This plant does not require any supplemental fertilizer, but organic mulch around the plant will provide necessary nutrients.
Propagating Feather Reed Grass
The cultivated varieties of feather reed grass tend to be sterile and set no seeds that could cause them to spread aggressively. They are also clump-forming rather than spreading by rhizomes. While they don't spread out of control, the clump does get larger. To prevent them from dying out in the center, they will eventually need to be divided, generally, every three to five years. They can be divided in the fall or early spring, but gardeners in cold climates will have better luck dividing in the early spring. In other zones, fall is the traditional time to divide this plant.
Varieties of Feather Reed Grass
- Calamagrostis x acutiflora 'Karl Foerster' has green leaves with reddish flowers. This 3- to 4-foot tall plant was named Perennial Plant of the Year in 2001.
- Calamagrostis x acutiflora 'Overdam' has white variegated leaves and white flowers. It grows 2 to 3 feet tall.

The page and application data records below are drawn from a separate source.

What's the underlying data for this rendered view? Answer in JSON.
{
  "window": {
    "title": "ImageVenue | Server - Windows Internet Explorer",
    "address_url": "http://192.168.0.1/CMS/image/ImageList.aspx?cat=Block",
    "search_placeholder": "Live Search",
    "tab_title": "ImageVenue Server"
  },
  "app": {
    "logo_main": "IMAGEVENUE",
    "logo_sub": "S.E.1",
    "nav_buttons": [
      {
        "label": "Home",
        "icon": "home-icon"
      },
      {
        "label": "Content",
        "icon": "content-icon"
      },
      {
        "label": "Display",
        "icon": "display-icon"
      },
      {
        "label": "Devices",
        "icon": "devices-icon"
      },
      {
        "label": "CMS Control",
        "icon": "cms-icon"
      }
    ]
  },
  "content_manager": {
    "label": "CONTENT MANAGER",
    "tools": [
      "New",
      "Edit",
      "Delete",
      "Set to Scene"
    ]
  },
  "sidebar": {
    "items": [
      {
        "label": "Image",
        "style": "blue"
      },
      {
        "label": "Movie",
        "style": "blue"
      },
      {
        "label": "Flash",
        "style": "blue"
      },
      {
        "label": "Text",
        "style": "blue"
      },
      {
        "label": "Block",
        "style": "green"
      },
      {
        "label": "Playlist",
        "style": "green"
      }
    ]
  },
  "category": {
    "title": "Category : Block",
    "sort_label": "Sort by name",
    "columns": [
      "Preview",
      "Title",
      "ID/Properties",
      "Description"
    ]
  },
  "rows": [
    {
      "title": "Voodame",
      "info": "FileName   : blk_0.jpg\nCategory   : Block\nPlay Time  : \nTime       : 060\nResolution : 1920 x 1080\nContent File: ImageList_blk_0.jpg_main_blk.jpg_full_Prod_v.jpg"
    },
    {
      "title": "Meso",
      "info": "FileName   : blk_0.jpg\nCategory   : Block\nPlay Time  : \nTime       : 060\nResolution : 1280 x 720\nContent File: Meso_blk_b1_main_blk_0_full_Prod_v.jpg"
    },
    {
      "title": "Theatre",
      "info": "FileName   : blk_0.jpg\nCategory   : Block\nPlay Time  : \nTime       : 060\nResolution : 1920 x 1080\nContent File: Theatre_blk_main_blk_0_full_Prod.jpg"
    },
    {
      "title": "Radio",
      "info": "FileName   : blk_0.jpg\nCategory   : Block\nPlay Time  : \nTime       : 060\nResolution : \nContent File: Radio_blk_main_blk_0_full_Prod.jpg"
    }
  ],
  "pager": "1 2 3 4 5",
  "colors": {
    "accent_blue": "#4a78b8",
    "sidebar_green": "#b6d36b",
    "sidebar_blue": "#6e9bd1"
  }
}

- Calamagrostis x acutiflora 'Avalanche' has yellow variegated leaves and golden-brown flowers. It grows 2 to 3 feet tall.
Feather Reed Grass vs. Korean Feather Reed Grass
Korean feather reed grass (Calamagrostis brachytricha) makes a nice alternative to C. x acutifloa for part-shade locations. It is a bit less upright than feather reed grass, but still a well-behaved plant that grows 3 to 4 feet tall.
Feather reed grass is very versatile, working well as a specimen plant or in mass plantings. It is a nice complement to the late-blooming colors of fall. Although ornamental grasses are not grown for their flowers, they can be quite attractive, especially when the light shines through them. Feather reed grass blooms early and retains its inflorescence all season. Most of the hybrids are sterile, so you don't have to worry about self-seeding.
This grass provides a nice architectural, vertical accent, especially in smaller gardens. Because of its upright nature, feather reed grass will create a lovely swaying screen.
Since feather reed grass is fond of damp soil, it makes an excellent choice for bog-like areas around water gardens or even around swimming pools. The compact, clump-forming growth also makes it a perfect fit in containers.